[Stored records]
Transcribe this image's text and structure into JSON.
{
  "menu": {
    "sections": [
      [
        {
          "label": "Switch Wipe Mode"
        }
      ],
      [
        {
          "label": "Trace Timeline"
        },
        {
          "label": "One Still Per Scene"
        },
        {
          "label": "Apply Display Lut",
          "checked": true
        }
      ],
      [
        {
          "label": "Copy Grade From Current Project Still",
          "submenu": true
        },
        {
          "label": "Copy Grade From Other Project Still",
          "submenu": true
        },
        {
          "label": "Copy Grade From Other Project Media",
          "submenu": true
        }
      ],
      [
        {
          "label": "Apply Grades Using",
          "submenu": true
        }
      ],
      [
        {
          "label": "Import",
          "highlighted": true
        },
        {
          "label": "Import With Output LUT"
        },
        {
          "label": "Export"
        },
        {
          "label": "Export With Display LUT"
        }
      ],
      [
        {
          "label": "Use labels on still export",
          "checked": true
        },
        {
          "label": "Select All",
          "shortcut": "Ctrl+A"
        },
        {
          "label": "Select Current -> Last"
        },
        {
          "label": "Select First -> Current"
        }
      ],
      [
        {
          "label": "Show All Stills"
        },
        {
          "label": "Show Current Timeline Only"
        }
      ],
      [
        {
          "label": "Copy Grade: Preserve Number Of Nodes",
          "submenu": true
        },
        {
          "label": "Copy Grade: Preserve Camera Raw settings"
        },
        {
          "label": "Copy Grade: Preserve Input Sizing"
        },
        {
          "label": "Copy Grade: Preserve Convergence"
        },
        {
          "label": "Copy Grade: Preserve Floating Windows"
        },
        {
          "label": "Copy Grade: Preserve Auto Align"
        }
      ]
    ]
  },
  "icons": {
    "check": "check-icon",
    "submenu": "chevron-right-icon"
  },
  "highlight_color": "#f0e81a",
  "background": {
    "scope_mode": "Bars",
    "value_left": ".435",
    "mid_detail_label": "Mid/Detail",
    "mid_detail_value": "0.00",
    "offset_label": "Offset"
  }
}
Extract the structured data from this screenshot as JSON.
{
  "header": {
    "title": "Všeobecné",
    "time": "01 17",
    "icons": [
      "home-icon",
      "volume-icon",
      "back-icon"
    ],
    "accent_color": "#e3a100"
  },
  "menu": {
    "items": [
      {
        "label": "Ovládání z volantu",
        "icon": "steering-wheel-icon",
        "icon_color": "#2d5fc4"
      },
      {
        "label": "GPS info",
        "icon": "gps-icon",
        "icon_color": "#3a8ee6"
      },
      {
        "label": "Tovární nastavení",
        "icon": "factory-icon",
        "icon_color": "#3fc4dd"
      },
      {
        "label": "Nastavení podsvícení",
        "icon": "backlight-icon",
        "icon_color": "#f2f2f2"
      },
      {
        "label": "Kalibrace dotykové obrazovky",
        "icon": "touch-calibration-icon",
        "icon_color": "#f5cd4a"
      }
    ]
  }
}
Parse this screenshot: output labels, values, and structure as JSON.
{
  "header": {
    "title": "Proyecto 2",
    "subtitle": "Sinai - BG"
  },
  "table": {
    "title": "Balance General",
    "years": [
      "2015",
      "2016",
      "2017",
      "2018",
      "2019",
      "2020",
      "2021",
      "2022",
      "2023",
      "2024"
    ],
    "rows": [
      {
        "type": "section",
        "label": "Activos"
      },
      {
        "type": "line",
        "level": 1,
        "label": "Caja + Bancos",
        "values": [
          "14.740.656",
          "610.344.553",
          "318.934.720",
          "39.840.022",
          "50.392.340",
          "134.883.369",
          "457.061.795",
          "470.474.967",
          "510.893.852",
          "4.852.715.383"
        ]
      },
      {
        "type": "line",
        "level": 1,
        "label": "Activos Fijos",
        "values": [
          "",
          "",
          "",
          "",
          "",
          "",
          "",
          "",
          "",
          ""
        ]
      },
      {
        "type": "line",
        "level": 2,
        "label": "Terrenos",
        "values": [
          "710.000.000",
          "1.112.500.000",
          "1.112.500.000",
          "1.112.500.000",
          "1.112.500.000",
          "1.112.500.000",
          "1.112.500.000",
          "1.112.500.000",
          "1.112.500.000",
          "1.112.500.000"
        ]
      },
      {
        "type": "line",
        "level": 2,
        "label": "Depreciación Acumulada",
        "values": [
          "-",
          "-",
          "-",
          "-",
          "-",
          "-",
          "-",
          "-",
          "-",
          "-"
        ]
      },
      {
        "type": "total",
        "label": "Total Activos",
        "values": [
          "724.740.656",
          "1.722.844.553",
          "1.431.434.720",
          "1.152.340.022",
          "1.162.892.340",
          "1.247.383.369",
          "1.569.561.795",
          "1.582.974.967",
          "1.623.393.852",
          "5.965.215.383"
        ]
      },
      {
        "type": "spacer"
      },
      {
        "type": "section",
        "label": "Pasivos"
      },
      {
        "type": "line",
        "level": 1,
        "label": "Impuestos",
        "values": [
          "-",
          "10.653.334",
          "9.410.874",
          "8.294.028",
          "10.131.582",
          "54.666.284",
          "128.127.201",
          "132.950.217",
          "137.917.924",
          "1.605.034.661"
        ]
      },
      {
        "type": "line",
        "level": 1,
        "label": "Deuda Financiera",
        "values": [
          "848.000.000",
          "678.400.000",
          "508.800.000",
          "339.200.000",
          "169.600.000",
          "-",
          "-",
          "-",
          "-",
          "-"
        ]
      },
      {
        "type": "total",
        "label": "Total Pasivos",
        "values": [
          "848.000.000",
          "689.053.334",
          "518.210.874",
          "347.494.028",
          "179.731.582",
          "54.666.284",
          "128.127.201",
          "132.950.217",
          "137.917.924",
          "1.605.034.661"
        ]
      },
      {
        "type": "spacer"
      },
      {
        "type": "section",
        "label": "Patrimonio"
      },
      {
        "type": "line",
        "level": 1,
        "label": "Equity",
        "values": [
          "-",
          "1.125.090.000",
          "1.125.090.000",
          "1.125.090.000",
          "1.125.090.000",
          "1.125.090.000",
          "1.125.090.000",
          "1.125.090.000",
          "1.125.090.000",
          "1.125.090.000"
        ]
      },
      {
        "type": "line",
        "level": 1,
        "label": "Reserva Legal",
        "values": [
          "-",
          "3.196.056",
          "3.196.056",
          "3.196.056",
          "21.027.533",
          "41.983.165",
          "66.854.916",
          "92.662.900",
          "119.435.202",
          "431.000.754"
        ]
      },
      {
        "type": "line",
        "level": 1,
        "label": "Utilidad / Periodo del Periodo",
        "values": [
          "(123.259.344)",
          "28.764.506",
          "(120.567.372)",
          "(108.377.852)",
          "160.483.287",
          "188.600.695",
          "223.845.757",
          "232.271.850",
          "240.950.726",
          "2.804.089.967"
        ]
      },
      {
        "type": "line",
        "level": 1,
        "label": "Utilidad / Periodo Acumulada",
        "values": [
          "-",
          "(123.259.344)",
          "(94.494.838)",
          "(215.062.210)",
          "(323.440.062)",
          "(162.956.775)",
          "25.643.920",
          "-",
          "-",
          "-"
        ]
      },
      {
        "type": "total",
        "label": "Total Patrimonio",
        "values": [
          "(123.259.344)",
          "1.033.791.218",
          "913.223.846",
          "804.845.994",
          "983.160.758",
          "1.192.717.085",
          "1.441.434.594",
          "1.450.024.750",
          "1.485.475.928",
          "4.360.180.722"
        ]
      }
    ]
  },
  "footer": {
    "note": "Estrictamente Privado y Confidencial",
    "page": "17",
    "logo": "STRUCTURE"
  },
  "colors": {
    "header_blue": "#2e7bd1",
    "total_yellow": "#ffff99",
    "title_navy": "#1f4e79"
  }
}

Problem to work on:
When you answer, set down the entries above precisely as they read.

Task output:
Transcribe this image's text and structure into JSON.
{
  "menu": {
    "sections": [
      [
        {
          "label": "Switch Wipe Mode"
        }
      ],
      [
        {
          "label": "Trace Timeline"
        },
        {
          "label": "One Still Per Scene"
        },
        {
          "label": "Apply Display Lut",
          "checked": true
        }
      ],
      [
        {
          "label": "Copy Grade From Current Project Still",
          "submenu": true
        },
        {
          "label": "Copy Grade From Other Project Still",
          "submenu": true
        },
        {
          "label": "Copy Grade From Other Project Media",
          "submenu": true
        }
      ],
      [
        {
          "label": "Apply Grades Using",
          "submenu": true
        }
      ],
      [
        {
          "label": "Import",
          "highlighted": true
        },
        {
          "label": "Import With Output LUT"
        },
        {
          "label": "Export"
        },
        {
          "label": "Export With Display LUT"
        }
      ],
      [
        {
          "label": "Use labels on still export",
          "checked": true
        },
        {
          "label": "Select All",
          "shortcut": "Ctrl+A"
        },
        {
          "label": "Select Current -> Last"
        },
        {
          "label": "Select First -> Current"
        }
      ],
      [
        {
          "label": "Show All Stills"
        },
        {
          "label": "Show Current Timeline Only"
        }
      ],
      [
        {
          "label": "Copy Grade: Preserve Number Of Nodes",
          "submenu": true
        },
        {
          "label": "Copy Grade: Preserve Camera Raw settings"
        },
        {
          "label": "Copy Grade: Preserve Input Sizing"
        },
        {
          "label": "Copy Grade: Preserve Convergence"
        },
        {
          "label": "Copy Grade: Preserve Floating Windows"
        },
        {
          "label": "Copy Grade: Preserve Auto Align"
        }
      ]
    ]
  },
  "icons": {
    "check": "check-icon",
    "submenu": "chevron-right-icon"
  },
  "highlight_color": "#f0e81a",
  "background": {
    "scope_mode": "Bars",
    "value_left": ".435",
    "mid_detail_label": "Mid/Detail",
    "mid_detail_value": "0.00",
    "offset_label": "Offset"
  }
}
Extract the structured data from this screenshot as JSON.
{
  "header": {
    "title": "Všeobecné",
    "time": "01 17",
    "icons": [
      "home-icon",
      "volume-icon",
      "back-icon"
    ],
    "accent_color": "#e3a100"
  },
  "menu": {
    "items": [
      {
        "label": "Ovládání z volantu",
        "icon": "steering-wheel-icon",
        "icon_color": "#2d5fc4"
      },
      {
        "label": "GPS info",
        "icon": "gps-icon",
        "icon_color": "#3a8ee6"
      },
      {
        "label": "Tovární nastavení",
        "icon": "factory-icon",
        "icon_color": "#3fc4dd"
      },
      {
        "label": "Nastavení podsvícení",
        "icon": "backlight-icon",
        "icon_color": "#f2f2f2"
      },
      {
        "label": "Kalibrace dotykové obrazovky",
        "icon": "touch-calibration-icon",
        "icon_color": "#f5cd4a"
      }
    ]
  }
}
Parse this screenshot: output labels, values, and structure as JSON.
{
  "header": {
    "title": "Proyecto 2",
    "subtitle": "Sinai - BG"
  },
  "table": {
    "title": "Balance General",
    "years": [
      "2015",
      "2016",
      "2017",
      "2018",
      "2019",
      "2020",
      "2021",
      "2022",
      "2023",
      "2024"
    ],
    "rows": [
      {
        "type": "section",
        "label": "Activos"
      },
      {
        "type": "line",
        "level": 1,
        "label": "Caja + Bancos",
        "values": [
          "14.740.656",
          "610.344.553",
          "318.934.720",
          "39.840.022",
          "50.392.340",
          "134.883.369",
          "457.061.795",
          "470.474.967",
          "510.893.852",
          "4.852.715.383"
        ]
      },
      {
        "type": "line",
        "level": 1,
        "label": "Activos Fijos",
        "values": [
          "",
          "",
          "",
          "",
          "",
          "",
          "",
          "",
          "",
          ""
        ]
      },
      {
        "type": "line",
        "level": 2,
        "label": "Terrenos",
        "values": [
          "710.000.000",
          "1.112.500.000",
          "1.112.500.000",
          "1.112.500.000",
          "1.112.500.000",
          "1.112.500.000",
          "1.112.500.000",
          "1.112.500.000",
          "1.112.500.000",
          "1.112.500.000"
        ]
      },
      {
        "type": "line",
        "level": 2,
        "label": "Depreciación Acumulada",
        "values": [
          "-",
          "-",
          "-",
          "-",
          "-",
          "-",
          "-",
          "-",
          "-",
          "-"
        ]
      },
      {
        "type": "total",
        "label": "Total Activos",
        "values": [
          "724.740.656",
          "1.722.844.553",
          "1.431.434.720",
          "1.152.340.022",
          "1.162.892.340",
          "1.247.383.369",
          "1.569.561.795",
          "1.582.974.967",
          "1.623.393.852",
          "5.965.215.383"
        ]
      },
      {
        "type": "spacer"
      },
      {
        "type": "section",
        "label": "Pasivos"
      },
      {
        "type": "line",
        "level": 1,
        "label": "Impuestos",
        "values": [
          "-",
          "10.653.334",
          "9.410.874",
          "8.294.028",
          "10.131.582",
          "54.666.284",
          "128.127.201",
          "132.950.217",
          "137.917.924",
          "1.605.034.661"
        ]
      },
      {
        "type": "line",
        "level": 1,
        "label": "Deuda Financiera",
        "values": [
          "848.000.000",
          "678.400.000",
          "508.800.000",
          "339.200.000",
          "169.600.000",
          "-",
          "-",
          "-",
          "-",
          "-"
        ]
      },
      {
        "type": "total",
        "label": "Total Pasivos",
        "values": [
          "848.000.000",
          "689.053.334",
          "518.210.874",
          "347.494.028",
          "179.731.582",
          "54.666.284",
          "128.127.201",
          "132.950.217",
          "137.917.924",
          "1.605.034.661"
        ]
      },
      {
        "type": "spacer"
      },
      {
        "type": "section",
        "label": "Patrimonio"
      },
      {
        "type": "line",
        "level": 1,
        "label": "Equity",
        "values": [
          "-",
          "1.125.090.000",
          "1.125.090.000",
          "1.125.090.000",
          "1.125.090.000",
          "1.125.090.000",
          "1.125.090.000",
          "1.125.090.000",
          "1.125.090.000",
          "1.125.090.000"
        ]
      },
      {
        "type": "line",
        "level": 1,
        "label": "Reserva Legal",
        "values": [
          "-",
          "3.196.056",
          "3.196.056",
          "3.196.056",
          "21.027.533",
          "41.983.165",
          "66.854.916",
          "92.662.900",
          "119.435.202",
          "431.000.754"
        ]
      },
      {
        "type": "line",
        "level": 1,
        "label": "Utilidad / Periodo del Periodo",
        "values": [
          "(123.259.344)",
          "28.764.506",
          "(120.567.372)",
          "(108.377.852)",
          "160.483.287",
          "188.600.695",
          "223.845.757",
          "232.271.850",
          "240.950.726",
          "2.804.089.967"
        ]
      },
      {
        "type": "line",
        "level": 1,
        "label": "Utilidad / Periodo Acumulada",
        "values": [
          "-",
          "(123.259.344)",
          "(94.494.838)",
          "(215.062.210)",
          "(323.440.062)",
          "(162.956.775)",
          "25.643.920",
          "-",
          "-",
          "-"
        ]
      },
      {
        "type": "total",
        "label": "Total Patrimonio",
        "values": [
          "(123.259.344)",
          "1.033.791.218",
          "913.223.846",
          "804.845.994",
          "983.160.758",
          "1.192.717.085",
          "1.441.434.594",
          "1.450.024.750",
          "1.485.475.928",
          "4.360.180.722"
        ]
      }
    ]
  },
  "footer": {
    "note": "Estrictamente Privado y Confidencial",
    "page": "17",
    "logo": "STRUCTURE"
  },
  "colors": {
    "header_blue": "#2e7bd1",
    "total_yellow": "#ffff99",
    "title_navy": "#1f4e79"
  }
}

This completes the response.